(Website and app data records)
◇ ◇ ◇ ◇

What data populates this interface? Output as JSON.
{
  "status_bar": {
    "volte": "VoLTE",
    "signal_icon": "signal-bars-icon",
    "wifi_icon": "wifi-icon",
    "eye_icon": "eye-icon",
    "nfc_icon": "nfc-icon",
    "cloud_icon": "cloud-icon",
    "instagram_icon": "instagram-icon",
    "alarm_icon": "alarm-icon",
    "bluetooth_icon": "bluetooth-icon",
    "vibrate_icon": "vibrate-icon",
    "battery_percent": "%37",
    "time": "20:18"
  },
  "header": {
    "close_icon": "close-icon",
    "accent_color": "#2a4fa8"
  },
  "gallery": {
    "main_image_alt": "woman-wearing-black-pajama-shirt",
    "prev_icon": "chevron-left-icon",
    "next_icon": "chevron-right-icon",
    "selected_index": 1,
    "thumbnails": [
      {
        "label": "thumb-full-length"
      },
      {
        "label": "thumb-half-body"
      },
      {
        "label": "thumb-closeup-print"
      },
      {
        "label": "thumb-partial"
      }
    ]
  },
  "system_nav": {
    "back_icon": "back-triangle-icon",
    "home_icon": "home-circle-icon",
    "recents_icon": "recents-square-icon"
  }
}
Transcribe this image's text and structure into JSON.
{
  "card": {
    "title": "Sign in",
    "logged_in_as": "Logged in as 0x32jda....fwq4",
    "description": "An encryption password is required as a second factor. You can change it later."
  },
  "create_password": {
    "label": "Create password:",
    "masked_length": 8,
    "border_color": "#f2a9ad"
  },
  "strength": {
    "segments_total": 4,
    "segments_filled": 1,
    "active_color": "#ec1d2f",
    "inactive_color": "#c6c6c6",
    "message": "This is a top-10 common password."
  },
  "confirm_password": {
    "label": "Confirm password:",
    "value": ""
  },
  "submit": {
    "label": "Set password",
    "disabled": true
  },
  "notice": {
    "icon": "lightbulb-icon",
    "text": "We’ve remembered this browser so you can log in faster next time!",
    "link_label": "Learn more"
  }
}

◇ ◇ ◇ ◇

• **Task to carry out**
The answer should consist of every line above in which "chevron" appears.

• **Task answer**
    "prev_icon": "chevron-left-icon",
    "next_icon": "chevron-right-icon",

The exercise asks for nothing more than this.